This apparent U-turn was not easily digested by some who hitherto had been clinking chianti-filled glasses with him, as next day in the public prints it was suggested that, not for the first time, the Italian had got it hopelessly wrong, and was stumbling from one PR disaster to another.

That may be so, but Capello's opposite number in UK Athletics, the Dutchman Charles van Commenee, has also been broadly hinting that if the shamed drugs runner Dwain Chambers wants to fight his Olympic ban, he might support him.

Obviously the spirit of forgiveness is in the sporting air, so is this the time to think about a similar act of clemency for another of our tarnished heroes? Linford Christie has been persona non grata since failing a drugs test in his athletics dotage 12 years ago.

Subsequently Christie, now 50, has been ostracised from London's Olympic ring, but is it fair that one of Britain's most-medalled athletes remains on the outside looking in? I know of the bitter animosity between Christie and Lord Coe, but could not the hatchet be buried for the occasion?

There is no doubt Christie's heart remains rooted in athletics; he devotes much of his time to coaching and nurturing young talent in west London. I may be beginning to sound like Signor Capello, but if Terry can be considered worthy of reinstatement as England captain then surely Christie should be asked to rejoin the Olympic party.

Tessa quits academy role

Another ex-Olympic champion largely overlooked by the 2012 Games organisers is Tessa Sanderson, but the 1984 javelin queen's unexpected availability surely will interest them.

She is to quit running the Newham Sports Academy in London's Olympic heartland, and I understand her departure at the end of the month follows differences with the local council over the future of the academy, which she founded four years ago to help develop some 70 potential Olympians and Paralympians.
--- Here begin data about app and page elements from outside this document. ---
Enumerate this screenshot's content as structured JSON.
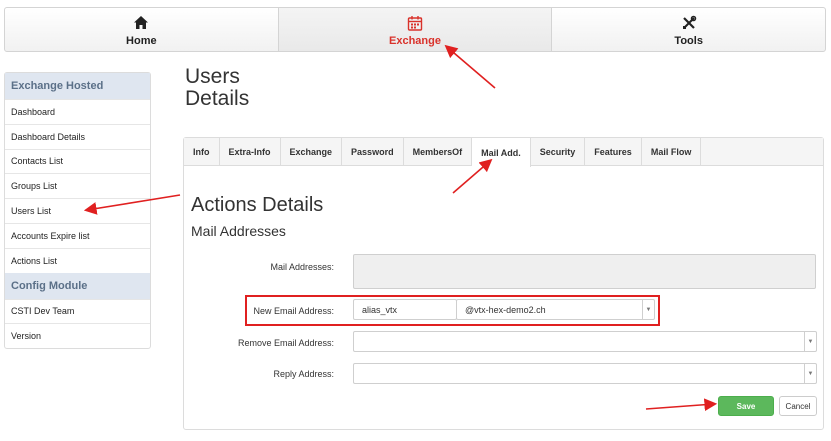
{
  "topnav": {
    "items": [
      {
        "label": "Home",
        "icon": "home-icon"
      },
      {
        "label": "Exchange",
        "icon": "calendar-icon",
        "active": true
      },
      {
        "label": "Tools",
        "icon": "tools-icon"
      }
    ]
  },
  "sidebar": {
    "section1": "Exchange Hosted",
    "items1": [
      "Dashboard",
      "Dashboard Details",
      "Contacts List",
      "Groups List",
      "Users List",
      "Accounts Expire list",
      "Actions List"
    ],
    "section2": "Config Module",
    "items2": [
      "CSTI Dev Team",
      "Version"
    ]
  },
  "page": {
    "title_line1": "Users",
    "title_line2": "Details"
  },
  "tabs": [
    "Info",
    "Extra-Info",
    "Exchange",
    "Password",
    "MembersOf",
    "Mail Add.",
    "Security",
    "Features",
    "Mail Flow"
  ],
  "active_tab": "Mail Add.",
  "form": {
    "actions_title": "Actions Details",
    "section_title": "Mail Addresses",
    "mail_addresses_label": "Mail Addresses:",
    "new_email_label": "New Email Address:",
    "new_email_alias": "alias_vtx",
    "new_email_domain": "@vtx-hex-demo2.ch",
    "remove_email_label": "Remove Email Address:",
    "reply_address_label": "Reply Address:",
    "save_label": "Save",
    "cancel_label": "Cancel"
  },
  "colors": {
    "accent_red": "#d9322b",
    "annotation_red": "#e02020",
    "save_green": "#5cb85c",
    "sidebar_header_bg": "#dfe6f0"
  }
}
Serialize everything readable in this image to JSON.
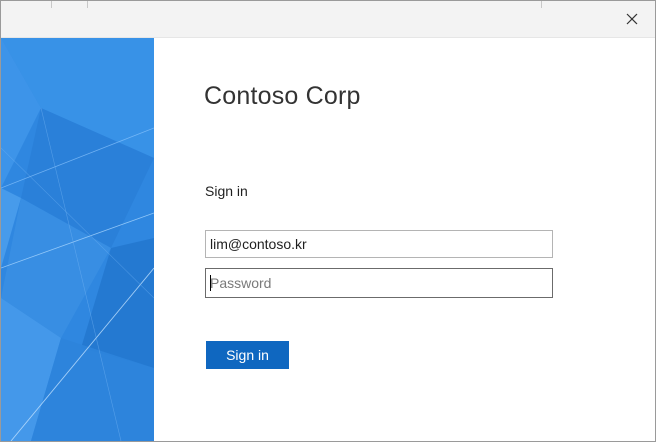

Tessa also organises the popular Newham Classic 10km and can expect a bumper turn-out for her farewell on 10 April: details at newhamclassic10k.com.

Super fight is just the ticket

The best ringside seat for what could be Britain's fight of the year, the domestic dust-up between unbeaten super-middleweights James DeGale and George Groves at London's O2 on 21 May, will cost a tasty £500. Pricey, yes, but still cheaper than a corresponding berth at the 100m final across the way at the Olympic Stadium next year. The action may last a bit longer, too, with Nathan Cleverly's world light-heavyweight title bout against the German Jürgen Brähmer a joint bill-topper for good measure. "It is fights like this which are going to keep boxing alive," says Groves' manager, Adam Booth, of the encounter between two scrappers whose intense dislike of each other doesn't need overhyping, even to sell those £500 tickets. DeGale's ceaseless four-letter bad-mouthing of Groves, who controversially beat him as an amateur, is unworthy of a charismatic Olympic champion. Curb it Chunky, please.

Burns' day out

Not for nothing is Scotland's Ricky Burns known as the least flamboyant and most modest of Britain's quartet of world boxing champions. He gets embarrassed signing autographs, once tore down a poster depicting him as a Glaswegian Rocky, and still works part-time in a sports-goods shop.

However, after successfully defending his WBO super-featherweight title for the second time last week he revealed he would be taking his girlfriend on a long-promised trip. Somewhere exotic – Las Vegas, Hawaii or Dubai? "Och no, we're having a day's shopping in Newcastle."